***** Data to examine *****
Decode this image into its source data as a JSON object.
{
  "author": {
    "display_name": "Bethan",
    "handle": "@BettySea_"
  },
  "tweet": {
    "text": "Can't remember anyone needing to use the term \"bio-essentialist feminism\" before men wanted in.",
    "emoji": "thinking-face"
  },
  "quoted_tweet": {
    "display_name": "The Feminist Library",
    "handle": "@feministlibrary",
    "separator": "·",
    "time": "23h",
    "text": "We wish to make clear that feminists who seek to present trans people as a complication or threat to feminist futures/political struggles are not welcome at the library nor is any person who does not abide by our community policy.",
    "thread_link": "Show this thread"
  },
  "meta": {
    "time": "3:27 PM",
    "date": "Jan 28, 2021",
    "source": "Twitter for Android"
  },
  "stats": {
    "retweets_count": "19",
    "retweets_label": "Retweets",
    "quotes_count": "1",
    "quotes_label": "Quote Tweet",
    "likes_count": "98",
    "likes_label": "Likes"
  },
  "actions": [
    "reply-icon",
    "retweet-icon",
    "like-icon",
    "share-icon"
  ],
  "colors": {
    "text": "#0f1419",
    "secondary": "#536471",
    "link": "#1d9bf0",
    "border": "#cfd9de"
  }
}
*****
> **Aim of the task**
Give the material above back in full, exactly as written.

> **Response for this exercise**
Decode this image into its source data as a JSON object.
{
  "author": {
    "display_name": "Bethan",
    "handle": "@BettySea_"
  },
  "tweet": {
    "text": "Can't remember anyone needing to use the term \"bio-essentialist feminism\" before men wanted in.",
    "emoji": "thinking-face"
  },
  "quoted_tweet": {
    "display_name": "The Feminist Library",
    "handle": "@feministlibrary",
    "separator": "·",
    "time": "23h",
    "text": "We wish to make clear that feminists who seek to present trans people as a complication or threat to feminist futures/political struggles are not welcome at the library nor is any person who does not abide by our community policy.",
    "thread_link": "Show this thread"
  },
  "meta": {
    "time": "3:27 PM",
    "date": "Jan 28, 2021",
    "source": "Twitter for Android"
  },
  "stats": {
    "retweets_count": "19",
    "retweets_label": "Retweets",
    "quotes_count": "1",
    "quotes_label": "Quote Tweet",
    "likes_count": "98",
    "likes_label": "Likes"
  },
  "actions": [
    "reply-icon",
    "retweet-icon",
    "like-icon",
    "share-icon"
  ],
  "colors": {
    "text": "#0f1419",
    "secondary": "#536471",
    "link": "#1d9bf0",
    "border": "#cfd9de"
  }
}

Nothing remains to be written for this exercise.